• AVAILABLE RECORDS:
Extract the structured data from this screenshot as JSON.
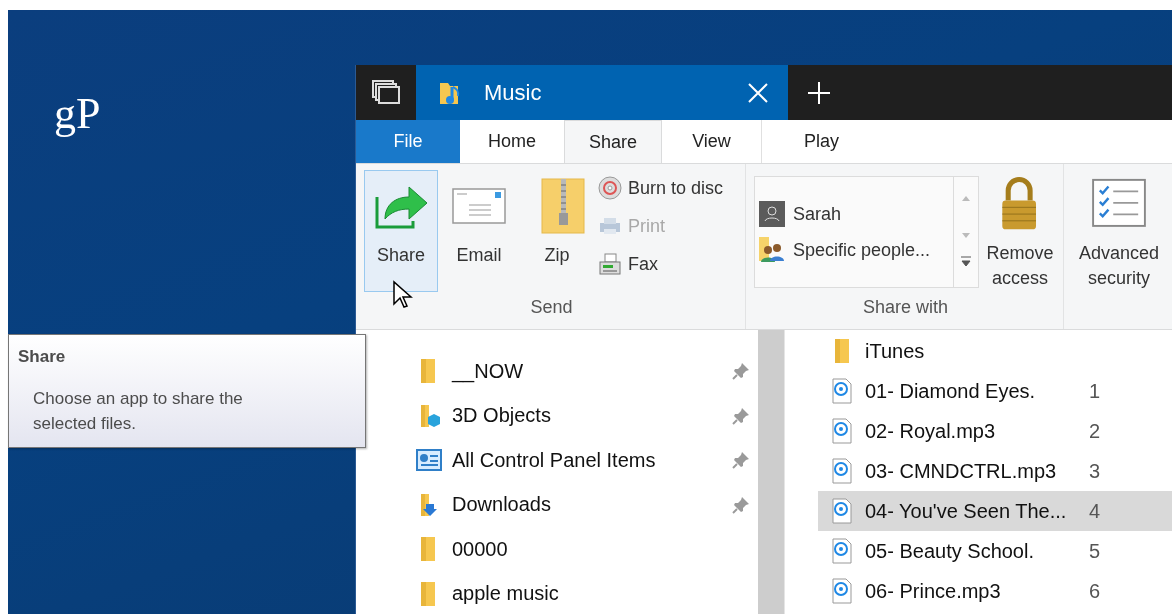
{
  "desktop": {
    "logo": "gP"
  },
  "window": {
    "tab_title": "Music"
  },
  "ribbon_tabs": [
    {
      "label": "File",
      "kind": "file",
      "selected": false
    },
    {
      "label": "Home",
      "kind": "tab",
      "selected": false
    },
    {
      "label": "Share",
      "kind": "tab",
      "selected": true
    },
    {
      "label": "View",
      "kind": "tab",
      "selected": false
    },
    {
      "label": "Play",
      "kind": "tab",
      "selected": false
    }
  ],
  "send_group": {
    "label": "Send",
    "large_buttons": [
      {
        "label": "Share",
        "kind": "share",
        "hovered": true
      },
      {
        "label": "Email",
        "kind": "email",
        "hovered": false
      },
      {
        "label": "Zip",
        "kind": "zip",
        "hovered": false
      }
    ],
    "small_buttons": [
      {
        "label": "Burn to disc",
        "kind": "disc",
        "disabled": false
      },
      {
        "label": "Print",
        "kind": "print",
        "disabled": true
      },
      {
        "label": "Fax",
        "kind": "fax",
        "disabled": false
      }
    ]
  },
  "share_with_group": {
    "label": "Share with",
    "people": [
      {
        "label": "Sarah",
        "kind": "user"
      },
      {
        "label": "Specific people...",
        "kind": "people"
      }
    ],
    "remove_access": {
      "label": "Remove access"
    }
  },
  "security_group": {
    "label": "Advanced security"
  },
  "nav_items": [
    {
      "label": "__NOW",
      "kind": "folder",
      "pinned": true
    },
    {
      "label": "3D Objects",
      "kind": "objects",
      "pinned": true
    },
    {
      "label": "All Control Panel Items",
      "kind": "control",
      "pinned": true
    },
    {
      "label": "Downloads",
      "kind": "downloads",
      "pinned": true
    },
    {
      "label": "00000",
      "kind": "folder",
      "pinned": false
    },
    {
      "label": "apple music",
      "kind": "folder",
      "pinned": false
    }
  ],
  "files": [
    {
      "name": "iTunes",
      "kind": "folder",
      "selected": false
    },
    {
      "name": "01- Diamond Eyes.",
      "kind": "audio",
      "number": "1",
      "selected": false
    },
    {
      "name": "02- Royal.mp3",
      "kind": "audio",
      "number": "2",
      "selected": false
    },
    {
      "name": "03- CMNDCTRL.mp3",
      "kind": "audio",
      "number": "3",
      "selected": false
    },
    {
      "name": "04- You've Seen The...",
      "kind": "audio",
      "number": "4",
      "selected": true
    },
    {
      "name": "05- Beauty School.",
      "kind": "audio",
      "number": "5",
      "selected": false
    },
    {
      "name": "06- Prince.mp3",
      "kind": "audio",
      "number": "6",
      "selected": false
    }
  ],
  "tooltip": {
    "title": "Share",
    "text": "Choose an app to share the selected files."
  }
}
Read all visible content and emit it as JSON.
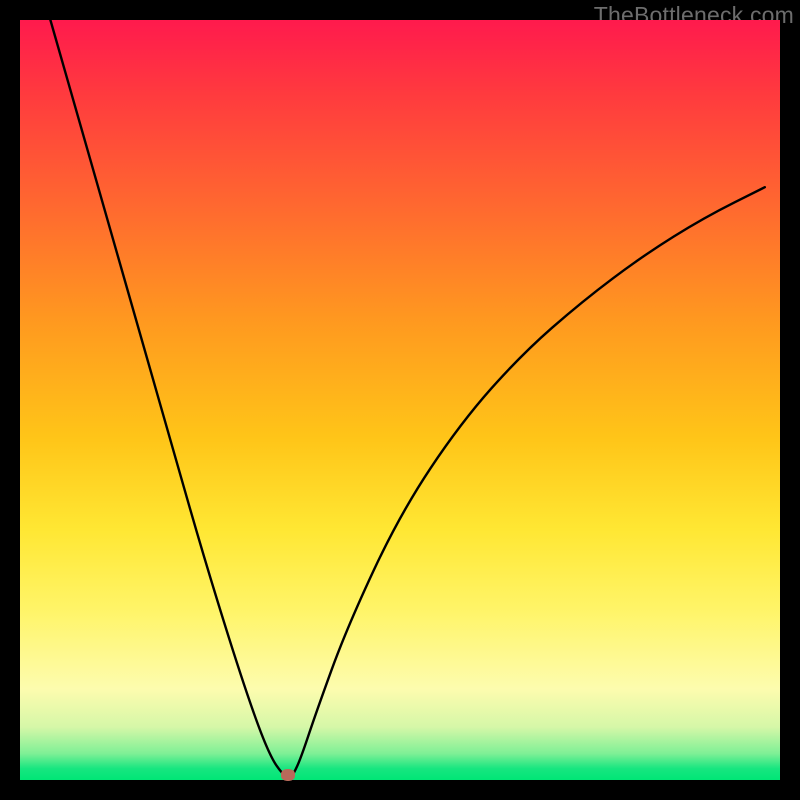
{
  "watermark": "TheBottleneck.com",
  "chart_data": {
    "type": "line",
    "title": "",
    "xlabel": "",
    "ylabel": "",
    "xlim": [
      0,
      100
    ],
    "ylim": [
      0,
      100
    ],
    "grid": false,
    "legend": false,
    "background": "heatmap-gradient",
    "series": [
      {
        "name": "bottleneck-curve",
        "x": [
          4,
          8,
          12,
          16,
          20,
          24,
          28,
          31,
          33,
          34.5,
          35.5,
          36,
          37,
          39,
          43,
          50,
          58,
          66,
          74,
          82,
          90,
          98
        ],
        "y": [
          100,
          86,
          72,
          58,
          44,
          30,
          17,
          8,
          3,
          0.8,
          0.2,
          0.8,
          3,
          9,
          20,
          35,
          47,
          56,
          63,
          69,
          74,
          78
        ]
      }
    ],
    "marker": {
      "x": 35.3,
      "y": 0.6,
      "color": "#b86a5a"
    },
    "gradient_stops": [
      {
        "pos": 0,
        "color": "#ff1a4d"
      },
      {
        "pos": 0.4,
        "color": "#ff9a1f"
      },
      {
        "pos": 0.67,
        "color": "#ffe733"
      },
      {
        "pos": 0.93,
        "color": "#d6f7a8"
      },
      {
        "pos": 1.0,
        "color": "#00e676"
      }
    ]
  }
}
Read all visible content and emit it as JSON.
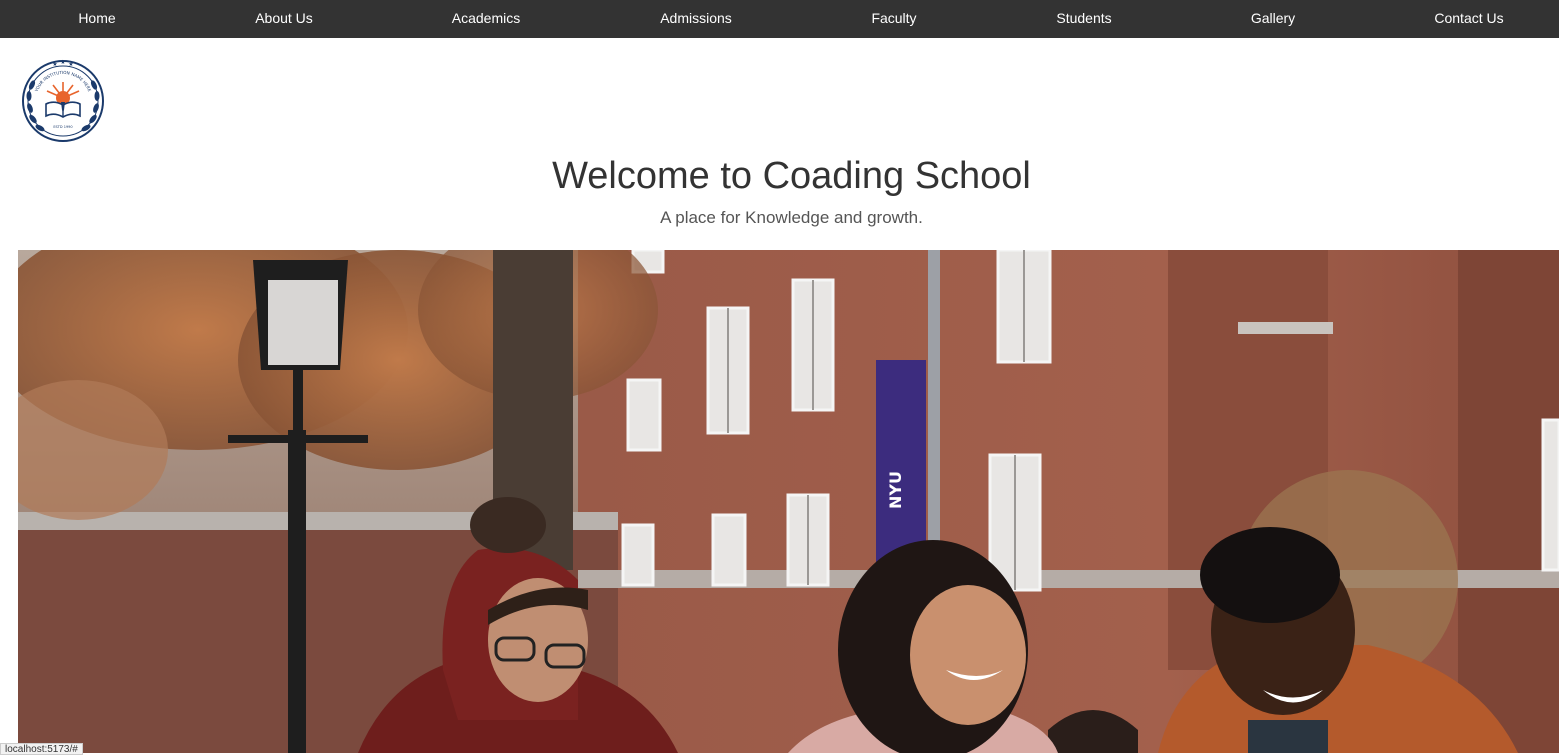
{
  "nav": {
    "items": [
      {
        "label": "Home"
      },
      {
        "label": "About Us"
      },
      {
        "label": "Academics"
      },
      {
        "label": "Admissions"
      },
      {
        "label": "Faculty"
      },
      {
        "label": "Students"
      },
      {
        "label": "Gallery"
      },
      {
        "label": "Contact Us"
      }
    ]
  },
  "hero": {
    "title": "Welcome to Coading School",
    "subtitle": "A place for Knowledge and growth."
  },
  "logo": {
    "text": "YOUR INSTITUTION NAME HERE",
    "est": "ESTD 1990"
  },
  "status_bar": {
    "url": "localhost:5173/#"
  },
  "colors": {
    "nav_bg": "#333333",
    "nav_text": "#ffffff",
    "title_text": "#333333",
    "subtitle_text": "#555555",
    "logo_navy": "#1b3a6b",
    "logo_orange": "#e8642c"
  }
}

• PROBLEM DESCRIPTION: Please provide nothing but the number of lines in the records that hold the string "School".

• SOLVED PROBLEM: 2